* **About this exercise**
Every line of the records below that has the word "nGuide" should be copied.

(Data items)

<<<<

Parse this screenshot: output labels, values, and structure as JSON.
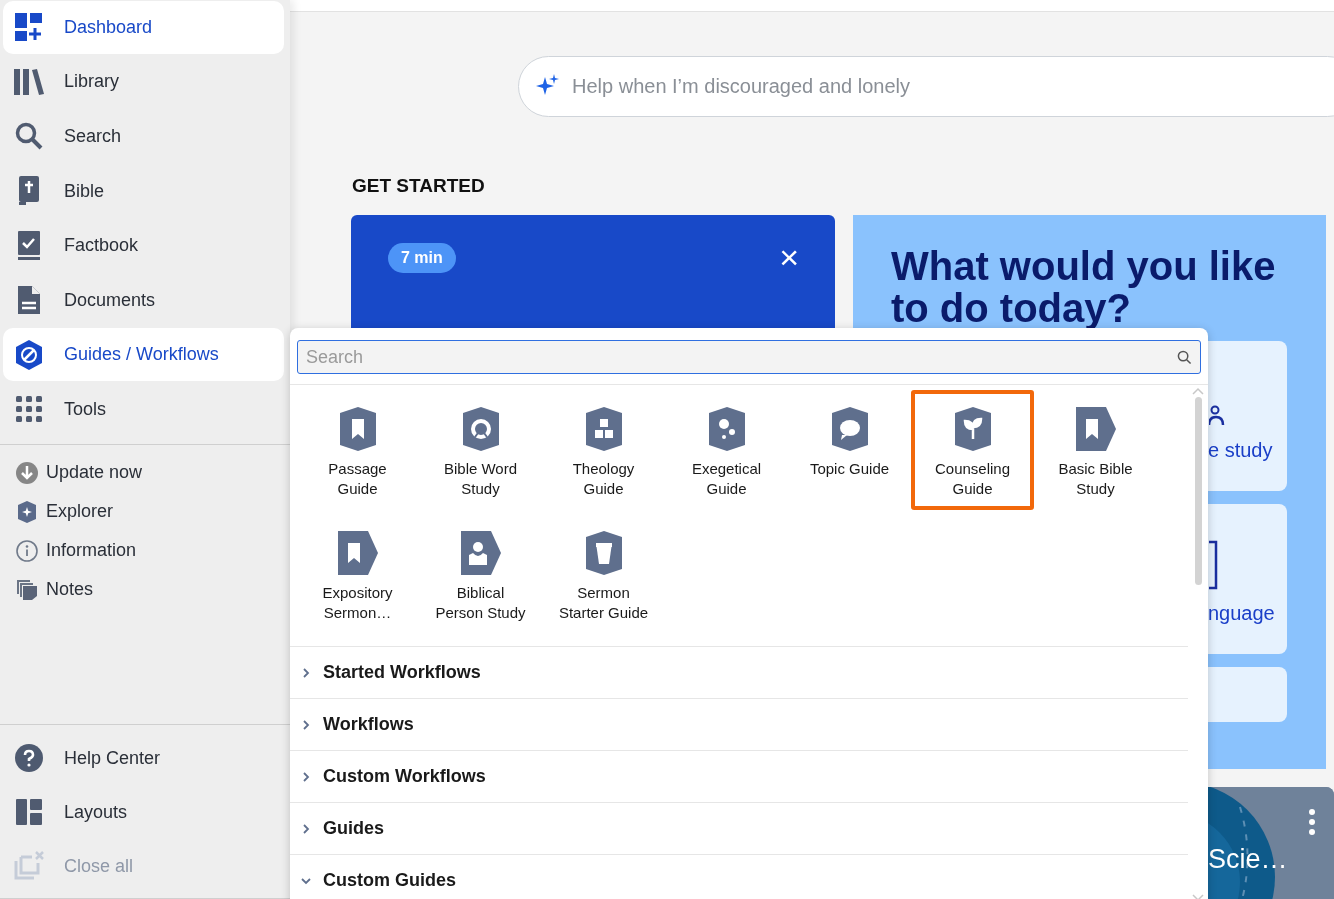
{
  "sidebar": {
    "main_items": [
      {
        "label": "Dashboard",
        "selected": true
      },
      {
        "label": "Library",
        "selected": false
      },
      {
        "label": "Search",
        "selected": false
      },
      {
        "label": "Bible",
        "selected": false
      },
      {
        "label": "Factbook",
        "selected": false
      },
      {
        "label": "Documents",
        "selected": false
      },
      {
        "label": "Guides / Workflows",
        "selected": true
      },
      {
        "label": "Tools",
        "selected": false
      }
    ],
    "secondary_items": [
      {
        "label": "Update now"
      },
      {
        "label": "Explorer"
      },
      {
        "label": "Information"
      },
      {
        "label": "Notes"
      }
    ],
    "bottom_items": [
      {
        "label": "Help Center",
        "disabled": false
      },
      {
        "label": "Layouts",
        "disabled": false
      },
      {
        "label": "Close all",
        "disabled": true
      }
    ]
  },
  "main": {
    "prompt_search": {
      "placeholder": "Help when I’m discouraged and lonely"
    },
    "section_title": "GET STARTED",
    "intro_card": {
      "badge": "7 min",
      "close": "×"
    },
    "prompt_card": {
      "title": "What would you like to do today?",
      "options": [
        {
          "text": "e study",
          "kind": "person"
        },
        {
          "text": "nguage",
          "kind": "book"
        },
        {
          "kind": "blank"
        }
      ]
    },
    "media_card": {
      "title": "Scie…"
    }
  },
  "popup": {
    "search": {
      "placeholder": "Search"
    },
    "guides": [
      {
        "label": "Passage\nGuide",
        "selected": false
      },
      {
        "label": "Bible Word\nStudy",
        "selected": false
      },
      {
        "label": "Theology\nGuide",
        "selected": false
      },
      {
        "label": "Exegetical\nGuide",
        "selected": false
      },
      {
        "label": "Topic Guide",
        "selected": false
      },
      {
        "label": "Counseling\nGuide",
        "selected": true
      },
      {
        "label": "Basic Bible\nStudy",
        "selected": false
      },
      {
        "label": "Expository\nSermon…",
        "selected": false
      },
      {
        "label": "Biblical\nPerson Study",
        "selected": false
      },
      {
        "label": "Sermon\nStarter Guide",
        "selected": false
      }
    ],
    "sections": [
      {
        "label": "Started Workflows",
        "expanded": false
      },
      {
        "label": "Workflows",
        "expanded": false
      },
      {
        "label": "Custom Workflows",
        "expanded": false
      },
      {
        "label": "Guides",
        "expanded": false
      },
      {
        "label": "Custom Guides",
        "expanded": true
      }
    ]
  }
}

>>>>

* **Solution to the exercise**
        "label": "Passage\nGuide",
        "label": "Theology\nGuide",
        "label": "Exegetical\nGuide",
        "label": "Counseling\nGuide",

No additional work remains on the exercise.